Number one, older players are viewing the D-League as a viable avenue to get back into the NBA. Players are saying even though I won’t make as much money as abroad, I’ll suck it up and hopefully get noticed. Secondly, the European teams, with a few exceptions, aren’t paying what they used to because of the economic crisis. So the disparity has changed a little bit in comparison of what you could make there as a young player compared to what you can make in the D-League.
So you look at the opportunity cost. It’s not so much money now that they just can’t afford to say goodbye to the D-League and go to Europe. Yes, it’s more money over there, but the opportunity is greater here to be scouted and teams are keeping those guys in the forefront of their options.
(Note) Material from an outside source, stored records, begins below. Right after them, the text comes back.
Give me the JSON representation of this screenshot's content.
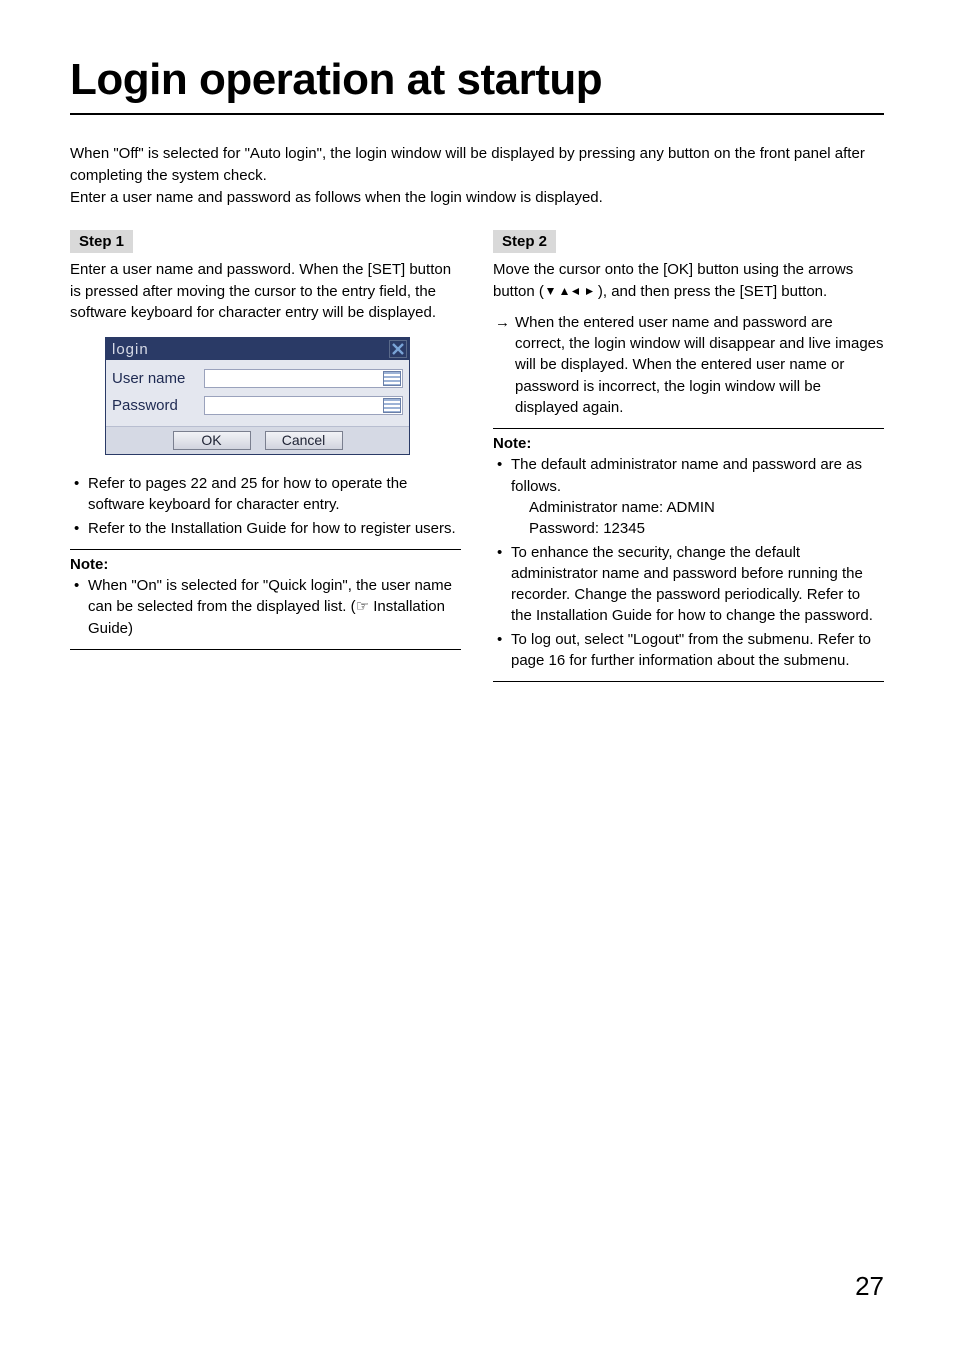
{
  "title": "Login operation at startup",
  "intro": "When \"Off\" is selected for \"Auto login\", the login window will be displayed by pressing any button on the front panel after completing the system check.\nEnter a user name and password as follows when the login window is displayed.",
  "left": {
    "step_label": "Step 1",
    "step_text": "Enter a user name and password. When the [SET] button is pressed after moving the cursor to the entry field, the software keyboard for character entry will be displayed.",
    "fig": {
      "title": "login",
      "user_label": "User name",
      "pass_label": "Password",
      "ok": "OK",
      "cancel": "Cancel"
    },
    "bullets": [
      "Refer to pages 22 and 25 for how to operate the software keyboard for character entry.",
      "Refer to the Installation Guide for how to register users."
    ],
    "note_label": "Note:",
    "note_bullet": "When \"On\" is selected for \"Quick login\", the user name can be selected from the displayed list. (☞ Installation Guide)"
  },
  "right": {
    "step_label": "Step 2",
    "step_text_a": "Move the cursor onto the [OK] button using the arrows button (",
    "step_text_b": "), and then press the [SET] button.",
    "arrow_text": "When the entered user name and password are correct, the login window will disappear and live images will be displayed. When the entered user name or password is incorrect, the login window will be displayed again.",
    "note_label": "Note:",
    "note_bullets": [
      "The default administrator name and password are as follows.",
      "To enhance the security, change the default administrator name and password before running the recorder. Change the password periodically. Refer to the Installation Guide for how to change the password.",
      "To log out, select \"Logout\" from the submenu. Refer to page 16 for further information about the submenu."
    ],
    "admin_line1": "Administrator name: ADMIN",
    "admin_line2": "Password: 12345"
  },
  "page_number": "27"
}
That wasn’t always the case during the history of the league. And then I think you’ve got more teams seriously working the D-League than ever before whether it is with their own affiliates, outright ownership, the hybrid deal. So I think it has gotten better and better and will continue to grow in the future. I don’t think we’ve seen the peak of what the D-League will be.
3SOB: Now High School players can go directly to the D-League and not have to go to college right?
CW: No. Well that’s true but I’m not sure the trick to get into the draft. It’s not like you can just roll out of bed after your junior year and declare for the draft. They have to be in the draft and I’m not sure of how they go about doing that.
For example, Glen Rice, Jr. He wasn’t a high school player but he was a college player who got dismissed from the Georgia Tech program. Rather than transfer to another school and sit out, he and his father and a representative said hey, let’s just go into the D-League.
So he got drafted by the Rio Grande Valley, the eventual D-League champs, who Houston has a hybrid relationship with, and I’m not sure how he got into that draft. He’d have to petition the NBA, show some sort of cause on why he can’t go back to college or does he just go directly into the draft. …I don’t know exactly how that works. Now that was a very interesting route that Rice took rather than petition to transfer to another college.
He’s clearly going to get drafted this year. He ended up being a starter on a championship team for the 2nd half of the season.
There was one other guy I recall that got drafted from the D-league to the NBA, Mike Taylor out of Iowa State I believe. Still that is an unusual route to take from college. There may have been a few others but you don’t hear a lot about it.
3SOB: What about that player went straight from high school?
CW: That was Jeremy Tyler who went from High School to Israel to Japan before reaching the NBA in the draft. He never went to the D-League before he was drafted.
Unfortunately at this moment Chris Wallace had to take a phone call and we had to end the interview.
3 Shades of Blue wants to thank Chris Wallace for the time taken for this interview and to thank him for all he’s done for our blog, the team and the city during his time here. He’s been a great ambassador for the team and if he doesn’t return he will be missed as much for who he is as for what he has done for the team.